Mark, My Words: why I can’t wait for virtual reality festivals (Reading Player One, if you will)

Our columnist Mark Beaumont, up to his neck in mud and long past remembering his A-Level results, is ready to go full VR on August's big bank holiday bash...

We’re already living in a quasi-virtual world. Politics, news, Twitter bots, car accident cold callers, Tinder profiles, Michael Jackson songs; so much in the modern world is fake that I for one am looking forward to going full San Junipero. At least in a virtual world you know for sure that nothing is real. Last week I slipped on my own personal Playstation VR headset for the first time and found myself stalking round the gunmetal hallways of The Persistence’s procedurally-generated space station stealthing space zombies, mildly terrified by finding myself inside fucking Dead Space but otherwise surprisingly zen. There are no Trump Tweets in here, no Corbyn slurs or Bastille singles. Thameslink cannot rile me here, nor Pete Doherty’s breakfast revile me. Brexit, climate change, terrorism and James Corden are things that happen in another world I know nothing of. It’s like being Hayley Hughes.


In virtual reality, nothing is there to annoy, pester, con or politically confuse me. Everything is there to entertain – even the stuff trying to kill me. So midway through my umpteenth Reading Festival, from where I write, I’d happily leave it all behind and spend all future August bank holidays in Reading Player One. Imagine the possibilities of a virtual R&L. A force field-cum-piss umbrella you could upgrade into an inflammable tent. Audio headphones you could simply take off during Florence & The Machine. An option to ‘blank out’ all the 16-year-olds going for an A* in post-exam rutting and believe that you and the other seven surviving veterans of Mudhoney ’92 have got the place to yourselves.

“Midway through my umpteenth Reading Festival, from where I write, I’d happily leave it all behind and spend all future August bank holidays in Reading Player One”

You could even have Junipero-like options of which R&L era to live out. If you’re down with pop music getting its bejewelled claws into Reading ’18, click the ‘new game’ option. If you pine for the days when it was all Uriah Heep, Queensryche and Zodiac Mindwarp round here, head for the early ‘80s log-in screen. Spend another weekend at your own GCSE dream festival – be it Arctic Monkeys destroying 2005, The Strokes stealing 2002 or The Darkness ruining 2004 – at the waggle of a thumbstick. Enter ‘survival mode’ by revisiting The Stone Roses set from 1996, head to 2004 to have a go at the Hit 50 Cent With A Deckchair mini-game, or return to 2010 to replay the bridge tournament you won while waiting for Guns’N’Roses to come on.

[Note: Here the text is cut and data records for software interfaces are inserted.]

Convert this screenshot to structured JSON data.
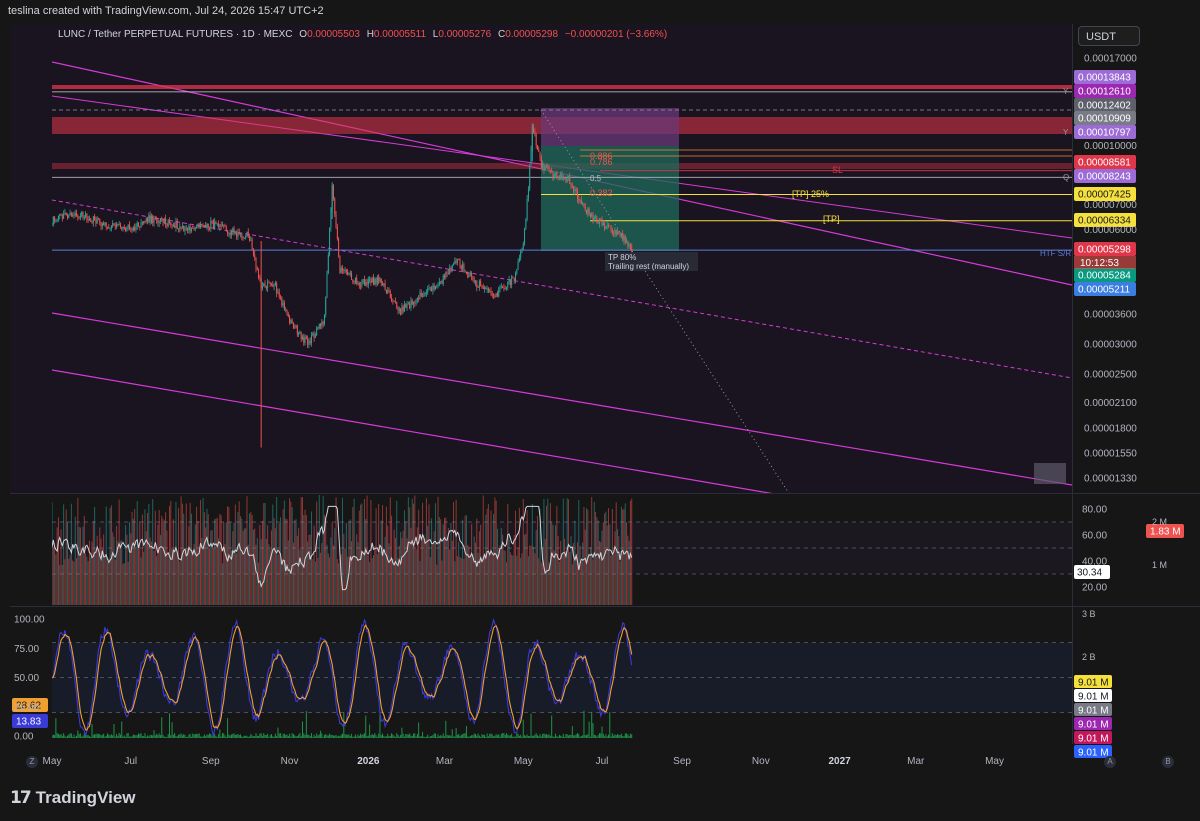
{
  "header": {
    "credit": "teslina created with TradingView.com, Jul 24, 2026 15:47 UTC+2"
  },
  "legend": {
    "symbol": "LUNC / Tether PERPETUAL FUTURES · 1D · MEXC",
    "o_label": "O",
    "o": "0.00005503",
    "h_label": "H",
    "h": "0.00005511",
    "l_label": "L",
    "l": "0.00005276",
    "c_label": "C",
    "c": "0.00005298",
    "change": "−0.00000201 (−3.66%)"
  },
  "currency_button": "USDT",
  "brand": {
    "mark": "17",
    "name": "TradingView"
  },
  "colors": {
    "background": "#161616",
    "pane": "#1a1320",
    "candle_up": "#26a69a",
    "candle_down": "#ef5350",
    "channel": "#d43cd6",
    "red_zone": "#e0364a",
    "tp_line": "#f5e03c",
    "orange_line": "#f08a3a",
    "blue_line": "#5b7fd6",
    "position_green": "#1f6b5a",
    "position_purple": "#6b3a78",
    "rsi_line": "#d1d4dc",
    "stoch_k": "#3a3ad6",
    "stoch_d": "#f0a030",
    "volume_green": "#1fa050"
  },
  "chart_data": [
    {
      "type": "candlestick",
      "pane": "price",
      "scale": "log",
      "x_range": [
        "2025-05-01",
        "2027-06-30"
      ],
      "x_ticks": [
        "May",
        "Jul",
        "Sep",
        "Nov",
        "2026",
        "Mar",
        "May",
        "Jul",
        "Sep",
        "Nov",
        "2027",
        "Mar",
        "May"
      ],
      "x_tick_dates": [
        "2025-05-01",
        "2025-07-01",
        "2025-09-01",
        "2025-11-01",
        "2026-01-01",
        "2026-03-01",
        "2026-05-01",
        "2026-07-01",
        "2026-09-01",
        "2026-11-01",
        "2027-01-01",
        "2027-03-01",
        "2027-05-01"
      ],
      "y_range": [
        1.22e-05,
        1.78e-05
      ],
      "y_ticks": [
        "0.00017000",
        "0.00010000",
        "0.00007000",
        "0.00006000",
        "0.00003600",
        "0.00003000",
        "0.00002500",
        "0.00002100",
        "0.00001800",
        "0.00001550",
        "0.00001330"
      ],
      "y_tick_values": [
        0.00017,
        0.0001,
        7e-05,
        6e-05,
        3.6e-05,
        3e-05,
        2.5e-05,
        2.1e-05,
        1.8e-05,
        1.55e-05,
        1.33e-05
      ],
      "close_series": [
        [
          "2025-05-01",
          6.35e-05
        ],
        [
          "2025-05-15",
          6.65e-05
        ],
        [
          "2025-06-01",
          6.4e-05
        ],
        [
          "2025-06-15",
          6.15e-05
        ],
        [
          "2025-07-01",
          6.02e-05
        ],
        [
          "2025-07-15",
          6.4e-05
        ],
        [
          "2025-08-01",
          6.25e-05
        ],
        [
          "2025-08-15",
          6.03e-05
        ],
        [
          "2025-09-01",
          6.2e-05
        ],
        [
          "2025-09-15",
          5.95e-05
        ],
        [
          "2025-10-01",
          5.75e-05
        ],
        [
          "2025-10-10",
          4.2e-05
        ],
        [
          "2025-10-20",
          4.35e-05
        ],
        [
          "2025-11-01",
          3.45e-05
        ],
        [
          "2025-11-15",
          3e-05
        ],
        [
          "2025-11-28",
          3.5e-05
        ],
        [
          "2025-12-04",
          7.8e-05
        ],
        [
          "2025-12-10",
          4.7e-05
        ],
        [
          "2025-12-25",
          4.35e-05
        ],
        [
          "2026-01-10",
          4.4e-05
        ],
        [
          "2026-01-25",
          3.65e-05
        ],
        [
          "2026-02-10",
          4e-05
        ],
        [
          "2026-02-25",
          4.3e-05
        ],
        [
          "2026-03-10",
          5e-05
        ],
        [
          "2026-03-25",
          4.35e-05
        ],
        [
          "2026-04-10",
          4.05e-05
        ],
        [
          "2026-04-25",
          4.5e-05
        ],
        [
          "2026-05-01",
          5.6e-05
        ],
        [
          "2026-05-05",
          7.7e-05
        ],
        [
          "2026-05-08",
          0.000112
        ],
        [
          "2026-05-15",
          8.9e-05
        ],
        [
          "2026-05-25",
          8.3e-05
        ],
        [
          "2026-06-05",
          8.2e-05
        ],
        [
          "2026-06-15",
          7e-05
        ],
        [
          "2026-06-25",
          6.4e-05
        ],
        [
          "2026-07-05",
          6.1e-05
        ],
        [
          "2026-07-15",
          5.8e-05
        ],
        [
          "2026-07-24",
          5.3e-05
        ]
      ],
      "wick_extremes": {
        "low": [
          [
            "2025-10-10",
            1.6e-05
          ]
        ],
        "high": [
          [
            "2025-12-04",
            8e-05
          ],
          [
            "2026-05-08",
            0.0001135
          ]
        ]
      },
      "horizontal_levels": [
        {
          "label": "0.00013843",
          "value": 0.00013843,
          "color": "#9c6bd6"
        },
        {
          "label": "0.00012610",
          "value": 0.0001261,
          "color": "#9c27b0"
        },
        {
          "label": "0.00012402",
          "value": 0.00012402,
          "color": "#5d606b"
        },
        {
          "label": "0.00010909",
          "value": 0.00010909,
          "color": "#787b86"
        },
        {
          "label": "0.00010797",
          "value": 0.00010797,
          "color": "#9c6bd6"
        },
        {
          "label": "0.00008581",
          "value": 8.581e-05,
          "color": "#e0364a"
        },
        {
          "label": "0.00008243",
          "value": 8.243e-05,
          "color": "#9c6bd6"
        },
        {
          "label": "0.00007425",
          "value": 7.425e-05,
          "color": "#f5e03c"
        },
        {
          "label": "0.00006334",
          "value": 6.334e-05,
          "color": "#f5e03c"
        },
        {
          "label": "0.00005298",
          "value": 5.298e-05,
          "color": "#e0364a"
        },
        {
          "label": "0.00005284",
          "value": 5.284e-05,
          "color": "#089981"
        },
        {
          "label": "0.00005211",
          "value": 5.211e-05,
          "color": "#3b7de0"
        }
      ],
      "countdown": "10:12:53",
      "annotations": {
        "sl": "SL",
        "tp25": "[TP] 25%",
        "tp": "[TP]",
        "htf": "HTF S/R",
        "tp80": "TP 80%",
        "trailing": "Trailing rest (manually)",
        "fib_0886": "0.886",
        "fib_0786": "0.786",
        "fib_05": "0.5",
        "fib_0382": "0.382",
        "y_tag": "Y",
        "q_tag": "Q"
      }
    },
    {
      "type": "line",
      "pane": "rsi",
      "y_range": [
        12,
        82
      ],
      "y_ticks": [
        "80.00",
        "60.00",
        "40.00",
        "20.00"
      ],
      "y_tick_values": [
        80,
        60,
        40,
        20
      ],
      "levels": [
        70,
        50,
        30
      ],
      "current": "30.34",
      "volume_overlay_labels": [
        "2 M",
        "1 M"
      ],
      "volume_current": "1.83 M"
    },
    {
      "type": "line",
      "pane": "stochastic",
      "y_range": [
        -2,
        107
      ],
      "y_ticks": [
        "100.00",
        "75.00",
        "50.00",
        "25.00",
        "0.00"
      ],
      "y_tick_values": [
        100,
        75,
        50,
        25,
        0
      ],
      "levels": [
        80,
        50,
        20
      ],
      "series": [
        {
          "key": "d",
          "current": "28.62",
          "color": "#f0a030"
        },
        {
          "key": "k",
          "current": "13.83",
          "color": "#3a3ad6"
        }
      ],
      "right_scale_labels": [
        "3 B",
        "2 B"
      ],
      "right_value_labels": [
        {
          "label": "9.01 M",
          "color": "#f5e03c"
        },
        {
          "label": "9.01 M",
          "color": "#ffffff"
        },
        {
          "label": "9.01 M",
          "color": "#787b86"
        },
        {
          "label": "9.01 M",
          "color": "#9c27b0"
        },
        {
          "label": "9.01 M",
          "color": "#c2185b"
        },
        {
          "label": "9.01 M",
          "color": "#2962ff"
        }
      ]
    }
  ],
  "corner_buttons": [
    "Z",
    "A",
    "B"
  ]
}
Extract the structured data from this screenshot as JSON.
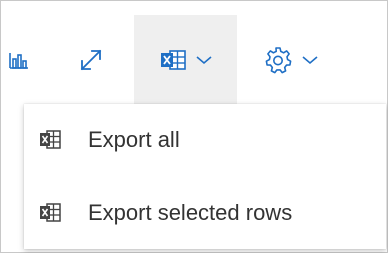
{
  "colors": {
    "accent_blue": "#1f6fc5",
    "text": "#333333",
    "icon_dark": "#444444",
    "selected_background": "#efefef"
  },
  "toolbar": {
    "buttons": [
      {
        "icon": "bar-chart-icon"
      },
      {
        "icon": "expand-diagonal-icon"
      },
      {
        "icon": "excel-table-icon",
        "dropdown_icon": "chevron-down-icon",
        "state": "open"
      },
      {
        "icon": "gear-icon",
        "dropdown_icon": "chevron-down-icon"
      }
    ]
  },
  "export_menu": {
    "items": [
      {
        "icon": "excel-table-icon",
        "label": "Export all"
      },
      {
        "icon": "excel-table-icon",
        "label": "Export selected rows"
      }
    ]
  }
}
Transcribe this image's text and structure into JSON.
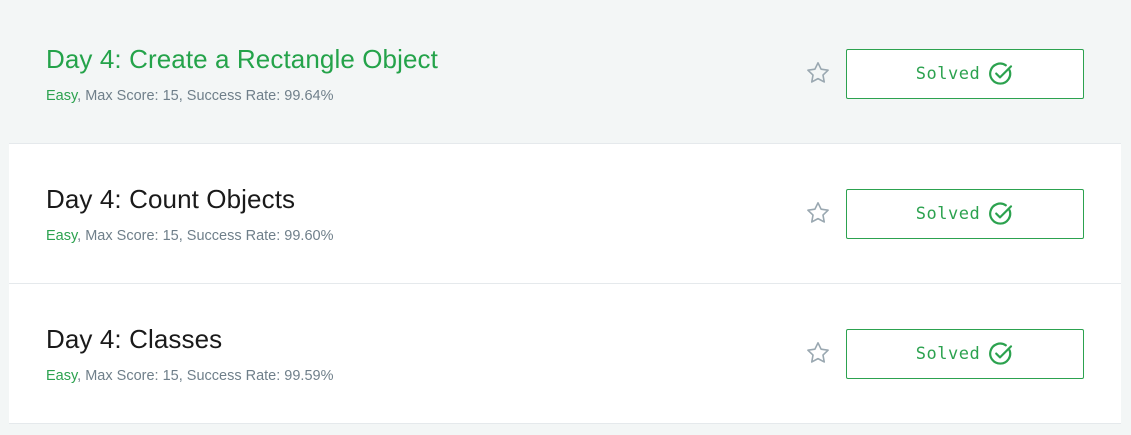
{
  "challenges": [
    {
      "title": "Day 4: Create a Rectangle Object",
      "difficulty": "Easy",
      "details": ", Max Score: 15, Success Rate: 99.64%",
      "status_label": "Solved",
      "hovered": true
    },
    {
      "title": "Day 4: Count Objects",
      "difficulty": "Easy",
      "details": ", Max Score: 15, Success Rate: 99.60%",
      "status_label": "Solved",
      "hovered": false
    },
    {
      "title": "Day 4: Classes",
      "difficulty": "Easy",
      "details": ", Max Score: 15, Success Rate: 99.59%",
      "status_label": "Solved",
      "hovered": false
    }
  ],
  "icons": {
    "star": "star-outline-icon",
    "check": "check-circle-icon"
  },
  "colors": {
    "accent_green": "#2ca24f",
    "title_hover_green": "#24a34a",
    "meta_gray": "#6f7f8a",
    "page_bg": "#f3f6f6",
    "card_bg": "#ffffff",
    "star_gray": "#9aa8b1"
  }
}
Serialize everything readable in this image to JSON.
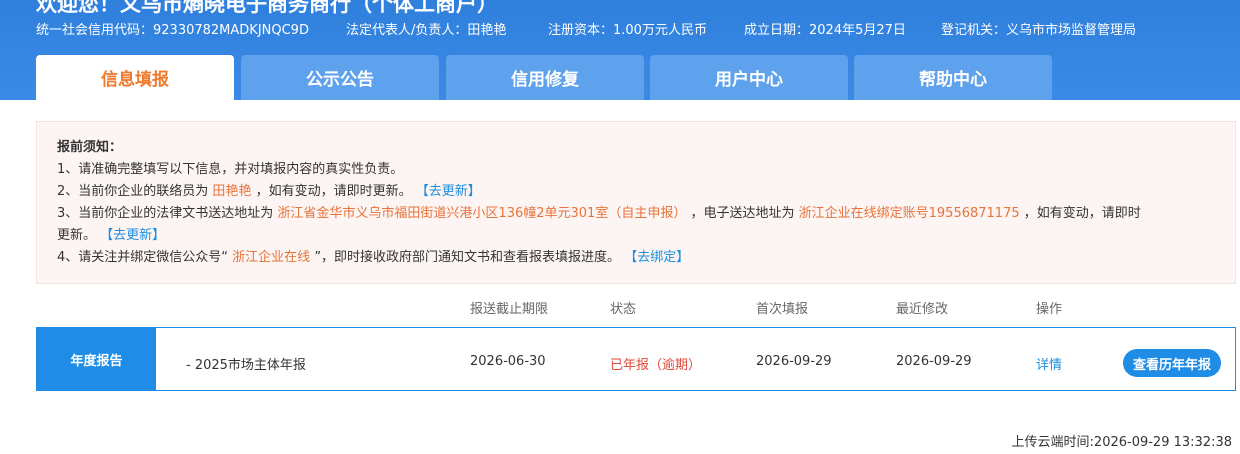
{
  "header": {
    "welcome": "欢迎您！义乌市熵晓电子商务商行（个体工商户）",
    "credit_code": "统一社会信用代码：92330782MADKJNQC9D",
    "legal_rep": "法定代表人/负责人：田艳艳",
    "capital": "注册资本：1.00万元人民币",
    "founded": "成立日期：2024年5月27日",
    "authority": "登记机关：义乌市市场监督管理局"
  },
  "tabs": [
    {
      "label": "信息填报",
      "active": true
    },
    {
      "label": "公示公告",
      "active": false
    },
    {
      "label": "信用修复",
      "active": false
    },
    {
      "label": "用户中心",
      "active": false
    },
    {
      "label": "帮助中心",
      "active": false
    }
  ],
  "notice": {
    "title": "报前须知：",
    "line1": "1、请准确完整填写以下信息，并对填报内容的真实性负责。",
    "line2_a": "2、当前你企业的联络员为",
    "line2_contact": "田艳艳",
    "line2_b": "，如有变动，请即时更新。",
    "line2_link": "【去更新】",
    "line3_a": "3、当前你企业的法律文书送达地址为",
    "line3_addr": "浙江省金华市义乌市福田街道兴港小区136幢2单元301室（自主申报）",
    "line3_b": "，电子送达地址为",
    "line3_eaddr": "浙江企业在线绑定账号19556871175",
    "line3_c": "，如有变动，请即时",
    "line3_d": "更新。",
    "line3_link": "【去更新】",
    "line4_a": "4、请关注并绑定微信公众号“",
    "line4_wechat": "浙江企业在线",
    "line4_b": "”，即时接收政府部门通知文书和查看报表填报进度。",
    "line4_link": "【去绑定】"
  },
  "table": {
    "headers": {
      "deadline": "报送截止期限",
      "status": "状态",
      "first_fill": "首次填报",
      "last_modified": "最近修改",
      "action": "操作"
    },
    "row": {
      "label": "年度报告",
      "name": "- 2025市场主体年报",
      "deadline": "2026-06-30",
      "status": "已年报（逾期）",
      "first_fill": "2026-09-29",
      "last_modified": "2026-09-29",
      "detail": "详情",
      "history_button": "查看历年年报"
    }
  },
  "upload_time": "上传云端时间:2026-09-29 13:32:38",
  "colors": {
    "header_blue": "#3a8ae6",
    "tab_inactive": "#5ea1ec",
    "accent_orange": "#f0792a",
    "link_blue": "#1a8de0",
    "overdue_red": "#e04a3a"
  }
}
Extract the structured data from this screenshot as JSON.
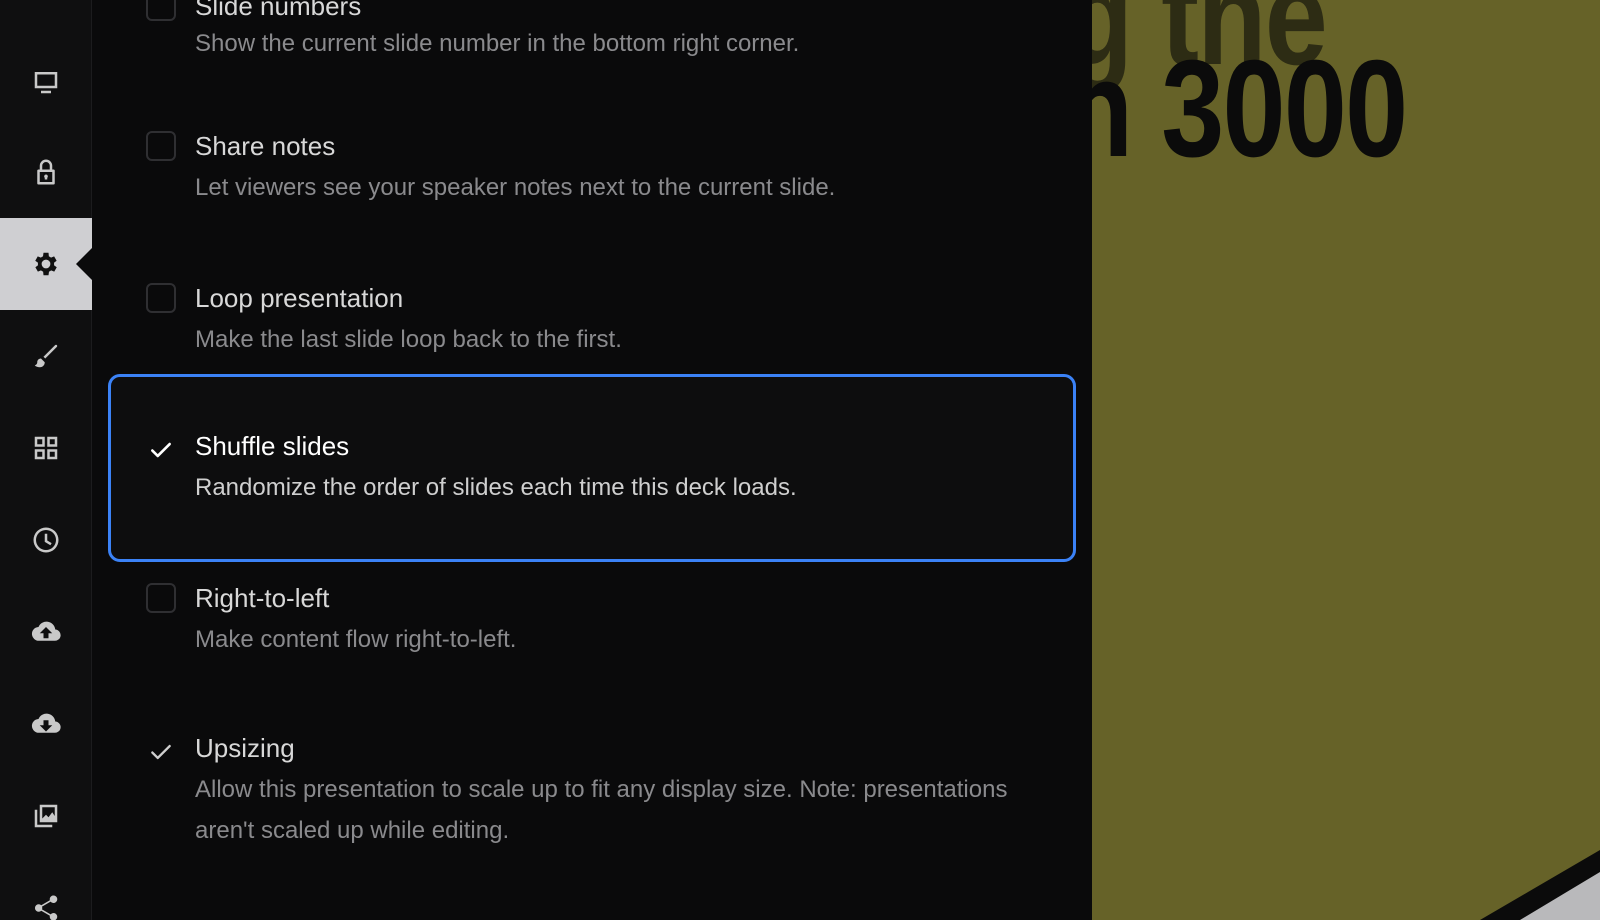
{
  "rail": {
    "items": [
      {
        "name": "present-icon"
      },
      {
        "name": "lock-icon"
      },
      {
        "name": "settings-icon",
        "active": true
      },
      {
        "name": "brush-icon"
      },
      {
        "name": "grid-icon"
      },
      {
        "name": "history-icon"
      },
      {
        "name": "cloud-upload-icon"
      },
      {
        "name": "cloud-download-icon"
      },
      {
        "name": "image-library-icon"
      },
      {
        "name": "share-icon"
      }
    ]
  },
  "settings": {
    "options": [
      {
        "key": "slide-numbers",
        "title": "Slide numbers",
        "description": "Show the current slide number in the bottom right corner.",
        "checked": false
      },
      {
        "key": "share-notes",
        "title": "Share notes",
        "description": "Let viewers see your speaker notes next to the current slide.",
        "checked": false
      },
      {
        "key": "loop-presentation",
        "title": "Loop presentation",
        "description": "Make the last slide loop back to the first.",
        "checked": false
      },
      {
        "key": "shuffle-slides",
        "title": "Shuffle slides",
        "description": "Randomize the order of slides each time this deck loads.",
        "checked": true,
        "focused": true
      },
      {
        "key": "right-to-left",
        "title": "Right-to-left",
        "description": "Make content flow right-to-left.",
        "checked": false
      },
      {
        "key": "upsizing",
        "title": "Upsizing",
        "description": "Allow this presentation to scale up to fit any display size. Note: presentations aren't scaled up while editing.",
        "checked": true
      }
    ]
  },
  "preview": {
    "line1": "g the",
    "line2": "n 3000",
    "background": "#666228",
    "accent": "#3b82f6"
  }
}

It would also solve the ongoing stand-off between the new pop generation and the Oasis diehards of 2000. Without getting into the knotty details of whether the music was better then (having been to both, it clearly was, and 2000 was a shit year), I’d want to take a virtual trip further back, to ’97 or ’98, in the hope that I’d find a separate secret map called The Ramada. That was the name of the hotel where all the bands, and NME staff, would stay in the days before everyone had to run off to Leeds the next day. For three nights a year, this was the music industry’s very own Sodom And Gomorrah, a fuzzy swirl of indie rock freaks, frightened staff and horrified double-booked wedding parties. Here, in my experience, you couldn’t quietly hum a tune in a corner without Chris McCormack from Three Colours Red knee-sliding across the bar to turn it into a rousing sing-along, and you had to keep your wits about you, lest you be press-ganged onto a tourbus by Ash as a last-minute tour mascot.

The mini-games here would be nefarious indeed, largely involving keeping your room party going through the annual fire drill, and dodging the drug dogs that were released across the bar every Saturday night to reach reception and try to put your bar tab on Graham Coxon’s room. Let’s just hope, when virtual Reading arrives, they include an auto-tune setting for Ian Brown…